# [Assigned task]
Start the copy at the line holding "What's the underlying" and continue it exactly through the last line of the entries, leaving out pictures and anything else.

(App and web page records)
************

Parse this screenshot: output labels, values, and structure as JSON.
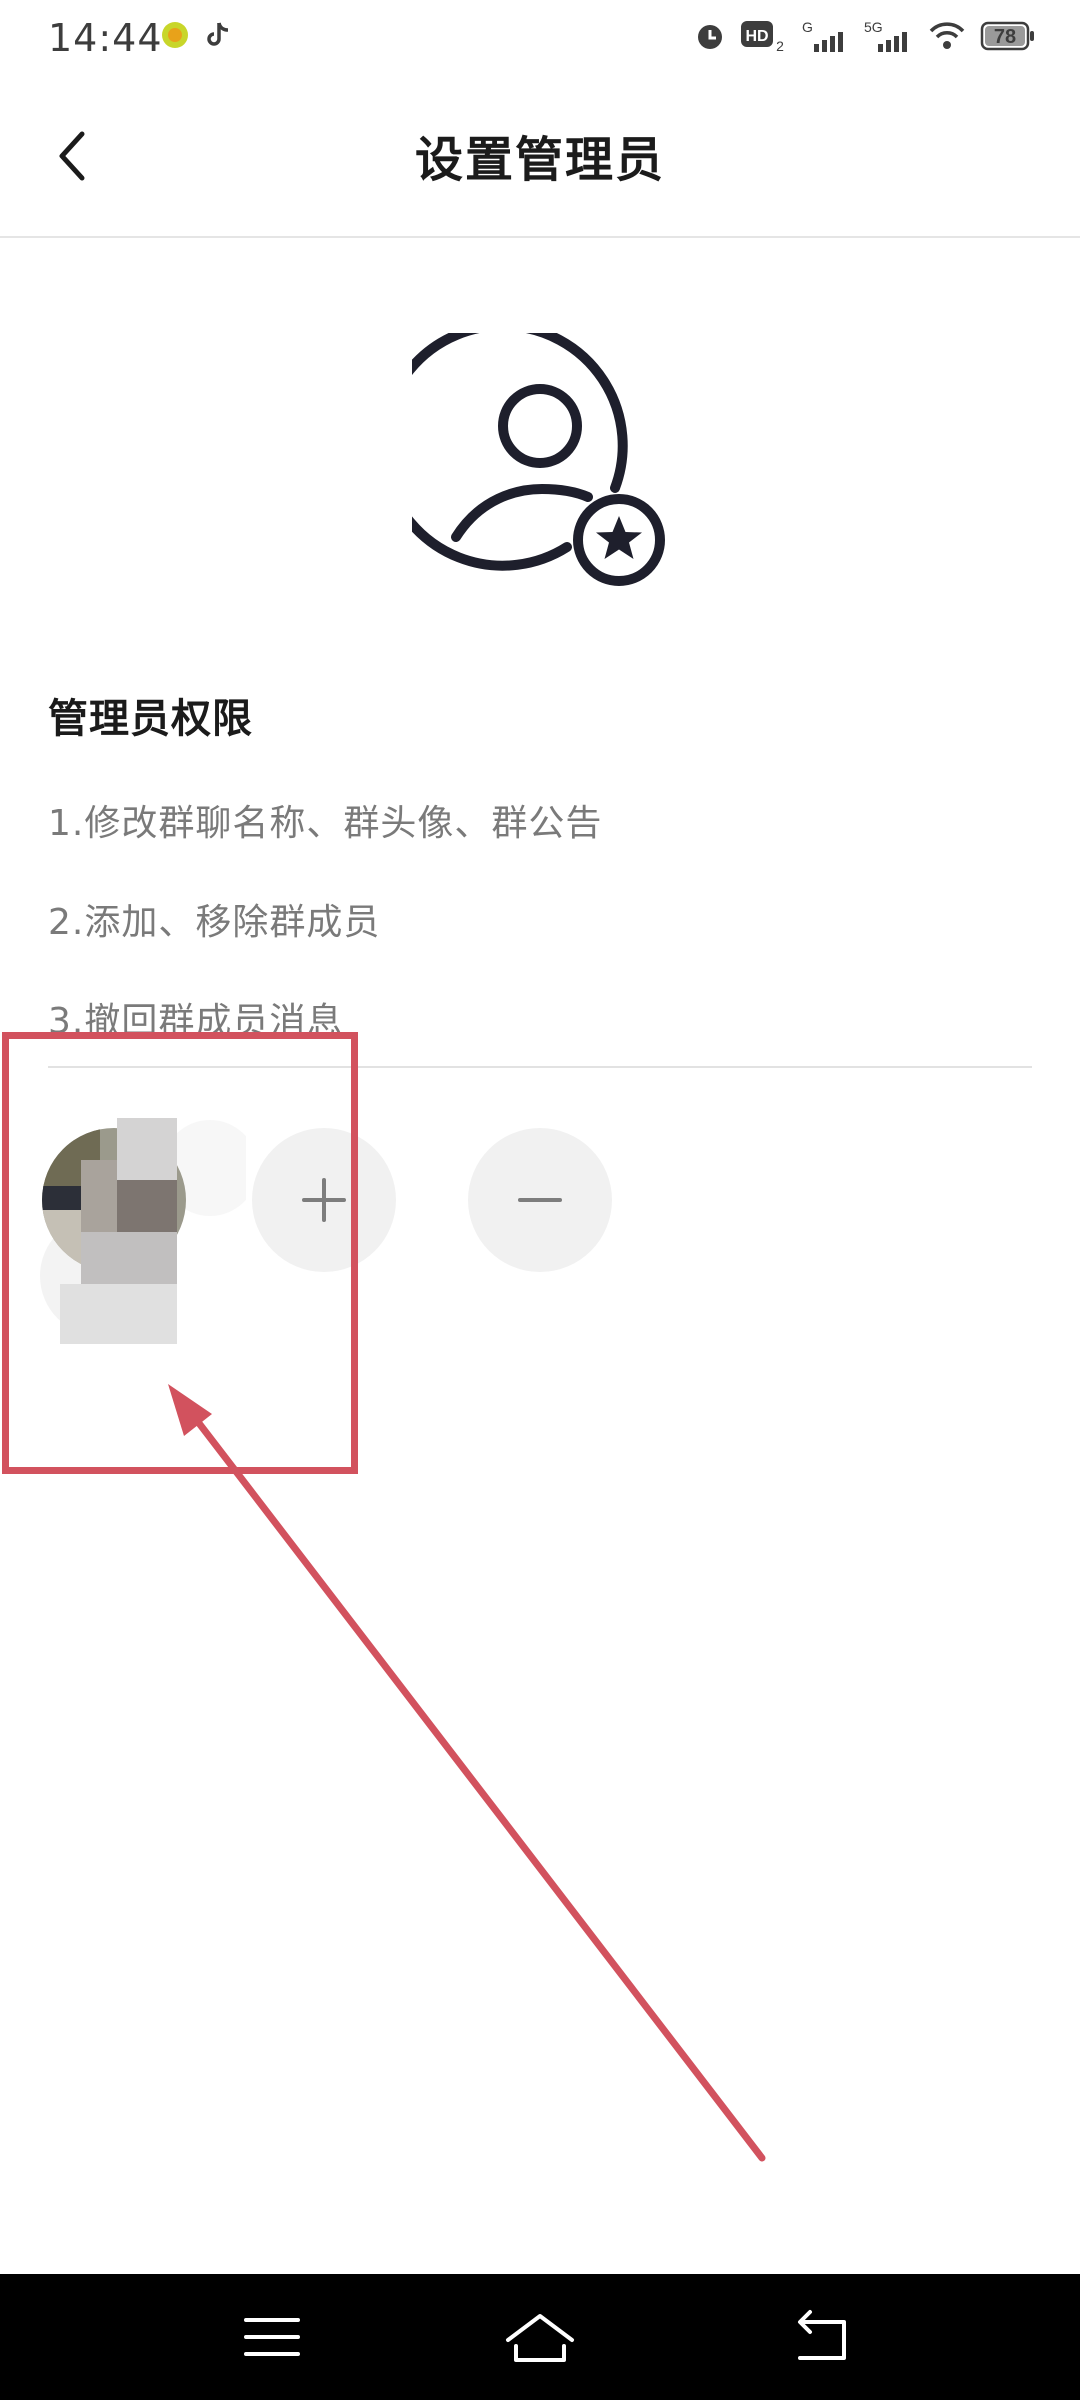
{
  "status_bar": {
    "time": "14:44",
    "battery": "78",
    "network_1": "G",
    "network_2": "5G",
    "hd_label": "HD",
    "hd_sub": "2"
  },
  "header": {
    "title": "设置管理员"
  },
  "permissions": {
    "title": "管理员权限",
    "items": [
      "1.修改群聊名称、群头像、群公告",
      "2.添加、移除群成员",
      "3.撤回群成员消息"
    ]
  },
  "colors": {
    "annotation": "#d2525e",
    "title_text": "#1b1b1b",
    "body_text": "#7a7a7a",
    "button_bg": "#f1f1f1"
  },
  "icons": {
    "back": "back-arrow-icon",
    "admin": "admin-user-star-icon",
    "add": "plus-icon",
    "remove": "minus-icon"
  }
}
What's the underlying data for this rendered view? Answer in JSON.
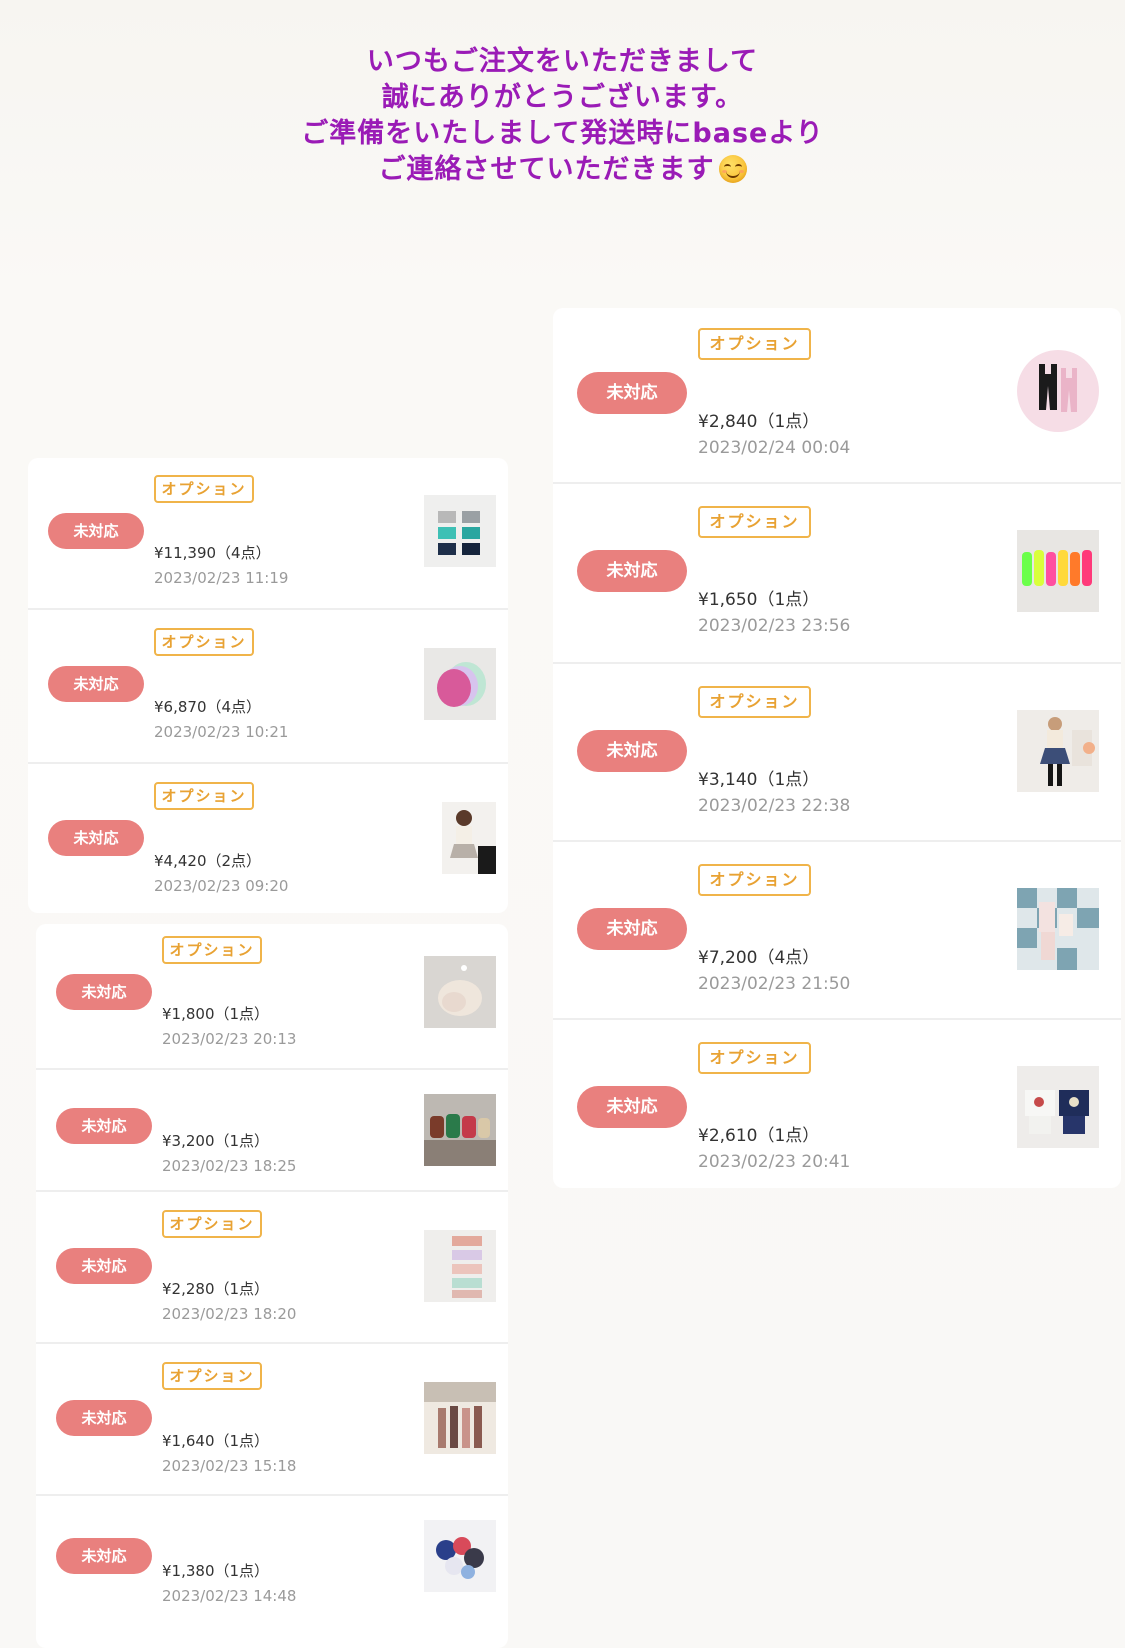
{
  "header": {
    "lines": [
      "いつもご注文をいただきまして",
      "誠にありがとうございます。",
      "ご準備をいたしまして発送時にbaseより",
      "ご連絡させていただきます"
    ]
  },
  "labels": {
    "status": "未対応",
    "option": "オプション"
  },
  "colors": {
    "header_text": "#9a1bb6",
    "status_bg": "#e9807e",
    "option_border": "#f0b44a"
  },
  "right_orders": [
    {
      "price": "¥2,840（1点）",
      "date": "2023/02/24 00:04",
      "has_option": true
    },
    {
      "price": "¥1,650（1点）",
      "date": "2023/02/23 23:56",
      "has_option": true
    },
    {
      "price": "¥3,140（1点）",
      "date": "2023/02/23 22:38",
      "has_option": true
    },
    {
      "price": "¥7,200（4点）",
      "date": "2023/02/23 21:50",
      "has_option": true
    },
    {
      "price": "¥2,610（1点）",
      "date": "2023/02/23 20:41",
      "has_option": true
    }
  ],
  "left_orders_1": [
    {
      "price": "¥11,390（4点）",
      "date": "2023/02/23 11:19",
      "has_option": true
    },
    {
      "price": "¥6,870（4点）",
      "date": "2023/02/23 10:21",
      "has_option": true
    },
    {
      "price": "¥4,420（2点）",
      "date": "2023/02/23 09:20",
      "has_option": true
    }
  ],
  "left_orders_2": [
    {
      "price": "¥1,800（1点）",
      "date": "2023/02/23 20:13",
      "has_option": true
    },
    {
      "price": "¥3,200（1点）",
      "date": "2023/02/23 18:25",
      "has_option": false
    },
    {
      "price": "¥2,280（1点）",
      "date": "2023/02/23 18:20",
      "has_option": true
    },
    {
      "price": "¥1,640（1点）",
      "date": "2023/02/23 15:18",
      "has_option": true
    },
    {
      "price": "¥1,380（1点）",
      "date": "2023/02/23 14:48",
      "has_option": false
    }
  ]
}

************

# [Finished task]
What's the underlying data for this rendered view? Answer in JSON.
{
  "header": {
    "lines": [
      "いつもご注文をいただきまして",
      "誠にありがとうございます。",
      "ご準備をいたしまして発送時にbaseより",
      "ご連絡させていただきます"
    ]
  },
  "labels": {
    "status": "未対応",
    "option": "オプション"
  },
  "colors": {
    "header_text": "#9a1bb6",
    "status_bg": "#e9807e",
    "option_border": "#f0b44a"
  },
  "right_orders": [
    {
      "price": "¥2,840（1点）",
      "date": "2023/02/24 00:04",
      "has_option": true
    },
    {
      "price": "¥1,650（1点）",
      "date": "2023/02/23 23:56",
      "has_option": true
    },
    {
      "price": "¥3,140（1点）",
      "date": "2023/02/23 22:38",
      "has_option": true
    },
    {
      "price": "¥7,200（4点）",
      "date": "2023/02/23 21:50",
      "has_option": true
    },
    {
      "price": "¥2,610（1点）",
      "date": "2023/02/23 20:41",
      "has_option": true
    }
  ],
  "left_orders_1": [
    {
      "price": "¥11,390（4点）",
      "date": "2023/02/23 11:19",
      "has_option": true
    },
    {
      "price": "¥6,870（4点）",
      "date": "2023/02/23 10:21",
      "has_option": true
    },
    {
      "price": "¥4,420（2点）",
      "date": "2023/02/23 09:20",
      "has_option": true
    }
  ],
  "left_orders_2": [
    {
      "price": "¥1,800（1点）",
      "date": "2023/02/23 20:13",
      "has_option": true
    },
    {
      "price": "¥3,200（1点）",
      "date": "2023/02/23 18:25",
      "has_option": false
    },
    {
      "price": "¥2,280（1点）",
      "date": "2023/02/23 18:20",
      "has_option": true
    },
    {
      "price": "¥1,640（1点）",
      "date": "2023/02/23 15:18",
      "has_option": true
    },
    {
      "price": "¥1,380（1点）",
      "date": "2023/02/23 14:48",
      "has_option": false
    }
  ]
}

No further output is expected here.